The Jewish teacher who sued to lift Pennsylvania’s gay marriage ban told the Forward that she is pleased that the state’s attorney general has refused to defend the law.
“We are both incredibly delighted because it’s such good news for the case,” said Helena Miller, referring to her wife, Dara Raspberry. “We were both very proud of our attorney general for taking such a strong stand for equality.”
Miller’s Connecticut marriage to Raspberry is not recognized in Pennsylvania due to a 1996 state law. The two are among more than 20 plaintiffs in a federal suit filed by the American Civil Liberties Union on July 9 that challenges that law.
Pennsylvania Attorney General Kathleen Kane announced July 11 that she thought the state’s anti-same sex marriage law was unconstitutional, and that she would not defend it in federal court.
That doesn’t mean that the court fight is over.

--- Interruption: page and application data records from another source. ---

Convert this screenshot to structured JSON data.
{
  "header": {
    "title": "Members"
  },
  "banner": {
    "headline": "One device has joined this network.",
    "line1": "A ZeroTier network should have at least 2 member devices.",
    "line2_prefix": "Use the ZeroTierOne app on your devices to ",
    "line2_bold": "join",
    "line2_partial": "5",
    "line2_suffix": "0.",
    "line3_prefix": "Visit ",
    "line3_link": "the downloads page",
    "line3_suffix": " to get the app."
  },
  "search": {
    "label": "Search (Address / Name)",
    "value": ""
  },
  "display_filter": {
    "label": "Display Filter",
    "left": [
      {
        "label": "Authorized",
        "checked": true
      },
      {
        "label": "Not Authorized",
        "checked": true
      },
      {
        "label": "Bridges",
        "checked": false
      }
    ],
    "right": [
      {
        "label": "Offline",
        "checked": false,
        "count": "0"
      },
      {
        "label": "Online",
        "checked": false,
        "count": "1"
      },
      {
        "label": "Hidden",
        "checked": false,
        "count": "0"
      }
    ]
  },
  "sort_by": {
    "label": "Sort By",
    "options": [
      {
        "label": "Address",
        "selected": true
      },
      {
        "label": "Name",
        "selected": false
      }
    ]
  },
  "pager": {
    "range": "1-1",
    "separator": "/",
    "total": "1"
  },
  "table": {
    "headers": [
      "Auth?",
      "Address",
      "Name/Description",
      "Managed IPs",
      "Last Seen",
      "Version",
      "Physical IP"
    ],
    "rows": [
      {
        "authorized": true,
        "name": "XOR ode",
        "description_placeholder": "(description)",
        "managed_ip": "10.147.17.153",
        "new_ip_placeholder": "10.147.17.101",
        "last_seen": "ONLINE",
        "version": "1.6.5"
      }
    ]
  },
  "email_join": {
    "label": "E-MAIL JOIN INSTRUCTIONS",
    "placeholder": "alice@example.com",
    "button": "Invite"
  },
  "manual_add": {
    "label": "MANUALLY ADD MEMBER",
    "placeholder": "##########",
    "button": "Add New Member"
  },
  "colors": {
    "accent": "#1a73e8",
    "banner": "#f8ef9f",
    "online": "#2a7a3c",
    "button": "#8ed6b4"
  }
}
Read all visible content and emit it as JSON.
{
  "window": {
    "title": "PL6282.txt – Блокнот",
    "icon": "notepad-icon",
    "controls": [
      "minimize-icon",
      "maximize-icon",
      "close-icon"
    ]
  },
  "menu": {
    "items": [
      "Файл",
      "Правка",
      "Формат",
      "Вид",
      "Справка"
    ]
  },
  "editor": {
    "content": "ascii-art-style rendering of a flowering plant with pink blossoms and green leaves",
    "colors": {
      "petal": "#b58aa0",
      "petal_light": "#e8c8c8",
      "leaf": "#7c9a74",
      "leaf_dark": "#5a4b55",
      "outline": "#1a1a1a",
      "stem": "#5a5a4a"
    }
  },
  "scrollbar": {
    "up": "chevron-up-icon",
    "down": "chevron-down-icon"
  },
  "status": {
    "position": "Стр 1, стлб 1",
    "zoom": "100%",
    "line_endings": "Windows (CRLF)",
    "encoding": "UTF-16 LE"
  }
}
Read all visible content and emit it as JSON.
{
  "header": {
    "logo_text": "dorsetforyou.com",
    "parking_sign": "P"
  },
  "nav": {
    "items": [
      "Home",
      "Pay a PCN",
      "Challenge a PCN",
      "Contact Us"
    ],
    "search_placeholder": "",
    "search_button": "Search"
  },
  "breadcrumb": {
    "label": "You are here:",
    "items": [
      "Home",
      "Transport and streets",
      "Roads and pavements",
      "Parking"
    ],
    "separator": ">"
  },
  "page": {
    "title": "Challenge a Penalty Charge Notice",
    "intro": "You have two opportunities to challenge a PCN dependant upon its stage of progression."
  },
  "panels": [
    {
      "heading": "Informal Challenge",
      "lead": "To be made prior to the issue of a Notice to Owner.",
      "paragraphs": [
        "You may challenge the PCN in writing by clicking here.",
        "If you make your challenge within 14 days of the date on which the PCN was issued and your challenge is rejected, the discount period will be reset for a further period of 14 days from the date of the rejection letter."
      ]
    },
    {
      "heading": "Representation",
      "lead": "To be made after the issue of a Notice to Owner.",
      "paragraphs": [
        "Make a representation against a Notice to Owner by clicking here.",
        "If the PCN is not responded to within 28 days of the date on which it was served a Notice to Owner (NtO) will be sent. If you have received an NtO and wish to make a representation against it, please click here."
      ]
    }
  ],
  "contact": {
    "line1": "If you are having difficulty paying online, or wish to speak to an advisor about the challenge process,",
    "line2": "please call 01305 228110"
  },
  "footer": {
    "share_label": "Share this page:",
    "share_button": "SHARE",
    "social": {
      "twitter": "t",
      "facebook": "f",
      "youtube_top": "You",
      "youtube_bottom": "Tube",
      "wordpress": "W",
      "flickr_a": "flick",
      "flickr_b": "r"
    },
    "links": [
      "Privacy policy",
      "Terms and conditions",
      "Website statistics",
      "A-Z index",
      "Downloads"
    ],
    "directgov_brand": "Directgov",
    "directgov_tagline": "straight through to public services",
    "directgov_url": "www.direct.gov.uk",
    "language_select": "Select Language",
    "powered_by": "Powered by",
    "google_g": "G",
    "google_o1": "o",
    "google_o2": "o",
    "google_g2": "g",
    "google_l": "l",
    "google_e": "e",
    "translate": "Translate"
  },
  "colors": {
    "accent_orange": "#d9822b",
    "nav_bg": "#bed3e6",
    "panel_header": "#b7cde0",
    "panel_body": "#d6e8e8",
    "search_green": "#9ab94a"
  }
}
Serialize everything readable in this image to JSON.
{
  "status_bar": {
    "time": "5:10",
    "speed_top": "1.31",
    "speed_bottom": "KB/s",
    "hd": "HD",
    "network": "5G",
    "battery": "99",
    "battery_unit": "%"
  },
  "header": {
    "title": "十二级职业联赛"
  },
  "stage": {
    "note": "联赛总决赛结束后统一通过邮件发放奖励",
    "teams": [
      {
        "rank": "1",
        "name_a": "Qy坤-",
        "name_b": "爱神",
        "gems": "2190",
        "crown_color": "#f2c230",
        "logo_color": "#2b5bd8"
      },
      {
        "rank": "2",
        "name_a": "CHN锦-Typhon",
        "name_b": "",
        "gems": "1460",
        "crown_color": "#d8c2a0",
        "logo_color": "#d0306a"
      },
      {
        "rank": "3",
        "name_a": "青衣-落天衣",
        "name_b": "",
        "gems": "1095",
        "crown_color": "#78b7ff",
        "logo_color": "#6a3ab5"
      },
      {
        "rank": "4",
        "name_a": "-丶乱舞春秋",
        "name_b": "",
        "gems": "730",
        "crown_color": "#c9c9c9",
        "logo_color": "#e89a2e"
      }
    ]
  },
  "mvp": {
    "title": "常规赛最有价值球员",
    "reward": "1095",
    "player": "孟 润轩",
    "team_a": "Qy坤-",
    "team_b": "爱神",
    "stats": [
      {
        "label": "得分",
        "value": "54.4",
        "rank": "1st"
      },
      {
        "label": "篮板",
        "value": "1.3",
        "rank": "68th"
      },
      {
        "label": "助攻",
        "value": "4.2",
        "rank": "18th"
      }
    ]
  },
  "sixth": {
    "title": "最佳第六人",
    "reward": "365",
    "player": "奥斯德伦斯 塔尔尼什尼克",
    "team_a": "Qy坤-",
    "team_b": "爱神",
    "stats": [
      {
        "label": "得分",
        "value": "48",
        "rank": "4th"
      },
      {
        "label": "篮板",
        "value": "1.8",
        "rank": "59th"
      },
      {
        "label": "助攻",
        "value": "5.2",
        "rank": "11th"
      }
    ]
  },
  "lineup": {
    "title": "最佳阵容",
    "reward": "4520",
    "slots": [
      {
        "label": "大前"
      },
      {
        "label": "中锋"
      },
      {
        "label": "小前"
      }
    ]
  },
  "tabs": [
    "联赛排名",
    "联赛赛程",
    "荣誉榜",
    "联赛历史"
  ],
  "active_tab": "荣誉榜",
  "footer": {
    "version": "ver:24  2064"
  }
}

Other named defendants in the case, including the governor’s office, could still choose to defend the law.
“We don’t know what the goveror’s intentions are at this point,” said Molly Tack-Hooper, a senior staff attorney with the ACLU of Pennsylvania. “The lawsuit is certainly not going away because of this.”
Josh Nathan-Kazis is a staff writer for the Forward. He covers charities and politics, and writes investigations and longform.